The Reston Master Development Plan designated certain groups of individual lots as residential "clusters." The owners of such properties are members of a cluster association. The cluster association owns and maintains cluster common property.
Mediterranean Villa Cluster Association is a non-profit originazation. The originazation was established in 07/1971 and aimed at combating community deterioration.
The striking beauty of Mediterranean Villa Cluster results from the sweep of a singularly unified design. Arches, patio walls, a single stucco color with a carefully selected palette of trim and roof colors for home exteriors, and Cluster-wide landscaping and maintenance plans have all contributed to making this Cluster unique. As a Cluster of 37 individually owned properties, we depend on each and every householder to maintain the exterior of their homes. No individual home will hold its value, or appear at its best, if surrounding homes are not well maintained.
Guest parking spaces are located at both end of the cluster. Additional curbside parking is available.
Vehicles should not be parked along curbs that have been painted yellow. This is required so that fire and other emergency vehicles can drive easily through the Cluster.
Vehicles should not be parked in common driveways in a way that would impede the access of others.

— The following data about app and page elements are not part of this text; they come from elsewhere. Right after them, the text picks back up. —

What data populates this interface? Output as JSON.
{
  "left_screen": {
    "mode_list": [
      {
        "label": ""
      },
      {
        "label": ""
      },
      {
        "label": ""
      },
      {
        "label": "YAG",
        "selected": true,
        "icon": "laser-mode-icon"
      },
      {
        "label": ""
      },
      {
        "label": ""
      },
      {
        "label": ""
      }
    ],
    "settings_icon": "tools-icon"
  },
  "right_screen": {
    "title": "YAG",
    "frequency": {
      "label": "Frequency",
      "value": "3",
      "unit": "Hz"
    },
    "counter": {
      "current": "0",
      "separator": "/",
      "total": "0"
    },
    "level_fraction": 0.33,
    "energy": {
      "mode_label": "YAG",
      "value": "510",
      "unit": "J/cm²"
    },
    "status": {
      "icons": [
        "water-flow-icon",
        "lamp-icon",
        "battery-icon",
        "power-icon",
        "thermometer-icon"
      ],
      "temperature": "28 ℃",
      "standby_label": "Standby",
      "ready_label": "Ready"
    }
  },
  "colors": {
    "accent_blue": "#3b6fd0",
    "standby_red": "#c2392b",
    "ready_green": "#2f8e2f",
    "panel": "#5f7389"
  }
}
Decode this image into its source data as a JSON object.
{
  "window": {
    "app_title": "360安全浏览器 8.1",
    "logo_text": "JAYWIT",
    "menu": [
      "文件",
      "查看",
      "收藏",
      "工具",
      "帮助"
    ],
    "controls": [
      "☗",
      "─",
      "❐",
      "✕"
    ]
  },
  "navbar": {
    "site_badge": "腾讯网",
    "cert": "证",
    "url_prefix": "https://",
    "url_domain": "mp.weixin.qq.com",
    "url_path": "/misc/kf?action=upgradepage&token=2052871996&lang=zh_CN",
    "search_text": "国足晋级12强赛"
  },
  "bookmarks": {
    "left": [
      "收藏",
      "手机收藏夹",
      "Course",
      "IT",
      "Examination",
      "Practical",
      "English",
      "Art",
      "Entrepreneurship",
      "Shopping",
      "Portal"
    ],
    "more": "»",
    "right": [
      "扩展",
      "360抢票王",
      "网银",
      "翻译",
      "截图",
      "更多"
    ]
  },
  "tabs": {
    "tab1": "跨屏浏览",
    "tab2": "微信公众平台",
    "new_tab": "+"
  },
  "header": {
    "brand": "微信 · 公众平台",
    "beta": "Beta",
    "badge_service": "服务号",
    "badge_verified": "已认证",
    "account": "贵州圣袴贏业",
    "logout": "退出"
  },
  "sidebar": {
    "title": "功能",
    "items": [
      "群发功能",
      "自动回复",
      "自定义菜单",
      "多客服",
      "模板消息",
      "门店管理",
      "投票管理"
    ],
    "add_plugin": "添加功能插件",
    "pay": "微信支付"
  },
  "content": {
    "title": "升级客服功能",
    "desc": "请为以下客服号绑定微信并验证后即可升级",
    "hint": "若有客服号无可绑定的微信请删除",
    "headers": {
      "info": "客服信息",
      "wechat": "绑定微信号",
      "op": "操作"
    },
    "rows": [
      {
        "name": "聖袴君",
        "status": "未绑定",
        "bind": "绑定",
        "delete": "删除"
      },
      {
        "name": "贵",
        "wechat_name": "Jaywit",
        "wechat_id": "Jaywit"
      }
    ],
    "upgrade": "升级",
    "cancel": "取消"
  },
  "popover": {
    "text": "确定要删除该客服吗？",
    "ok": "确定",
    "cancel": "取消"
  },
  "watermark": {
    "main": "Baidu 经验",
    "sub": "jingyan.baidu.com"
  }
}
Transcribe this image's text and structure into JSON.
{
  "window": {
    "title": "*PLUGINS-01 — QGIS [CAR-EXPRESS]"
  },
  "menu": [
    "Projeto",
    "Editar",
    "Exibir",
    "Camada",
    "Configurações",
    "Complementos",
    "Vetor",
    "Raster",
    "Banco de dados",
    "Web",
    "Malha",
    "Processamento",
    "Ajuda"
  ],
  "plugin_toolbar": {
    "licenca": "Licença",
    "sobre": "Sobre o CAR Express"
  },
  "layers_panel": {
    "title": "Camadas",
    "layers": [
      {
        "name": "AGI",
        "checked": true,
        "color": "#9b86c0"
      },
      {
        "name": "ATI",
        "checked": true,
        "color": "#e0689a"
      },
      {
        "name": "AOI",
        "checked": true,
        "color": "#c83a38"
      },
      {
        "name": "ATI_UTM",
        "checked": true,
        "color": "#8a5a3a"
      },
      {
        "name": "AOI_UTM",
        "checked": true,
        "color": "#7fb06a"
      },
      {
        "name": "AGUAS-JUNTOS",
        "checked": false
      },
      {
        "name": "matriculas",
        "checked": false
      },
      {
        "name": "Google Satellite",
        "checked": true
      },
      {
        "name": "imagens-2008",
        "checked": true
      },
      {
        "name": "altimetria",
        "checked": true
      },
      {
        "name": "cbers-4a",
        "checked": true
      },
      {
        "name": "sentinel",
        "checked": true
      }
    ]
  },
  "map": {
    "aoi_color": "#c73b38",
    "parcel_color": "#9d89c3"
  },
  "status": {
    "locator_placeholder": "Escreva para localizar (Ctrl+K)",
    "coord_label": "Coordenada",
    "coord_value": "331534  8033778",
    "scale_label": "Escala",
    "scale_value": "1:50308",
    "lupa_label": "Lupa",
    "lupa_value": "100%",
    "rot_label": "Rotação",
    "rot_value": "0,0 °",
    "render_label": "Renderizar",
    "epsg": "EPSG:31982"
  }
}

Care should also be taken not to bloc traffic flow around the west island.
Mediterranean Villa Cluster Association
Please contact Mediterranean Villa Cluster Association board of directors for any concerns and issues about the cluster.
Safety and Security
Vehicles shall not be driven any faster than the speed of 15 miles per hour on Mediterranean Court.
Reston was planned with the following principles, as stated by Robert E. Simon in 1962:
In the creation of Reston, Virginia, these are the major goals:
1. That the widest choice of opportunities be made available for the full use of leisure time. This means that the New Town should provide a wide range of cultural and recreational facilities as well as an environment for privacy.
2. That it be possible for anyone to remain in a single neighborhood throughout his life, uprooting being neither inevitable nor always desirable. By providing the fullest range of housing styles and prices – from high-rise efficiencies to 6-bedroom townhouses and detached houses – housing needs can be met at a variety of income levels and at different stages of family life. This kind of mixture permits residents to remain rooted in the community if they so choose – as their particular housing needs change. As a by-product, this also results in the heterogeneity that spells a lively and varied community.
3. That the importance and dignity of each individual be the focal point for all planning, and take precedence for large-scale concepts.
4. That the people be able to live and work in the same community.
5. That commercial, cultural and recreational facilities be made available to the residents from the outset of the development – not years later.
6. That beauty – structural and natural – is a necessity of the good life and should be fostered.
7. Since Reston is being developed from private enterprise, in order to be completed as conceived it must also, of course, be a financial success.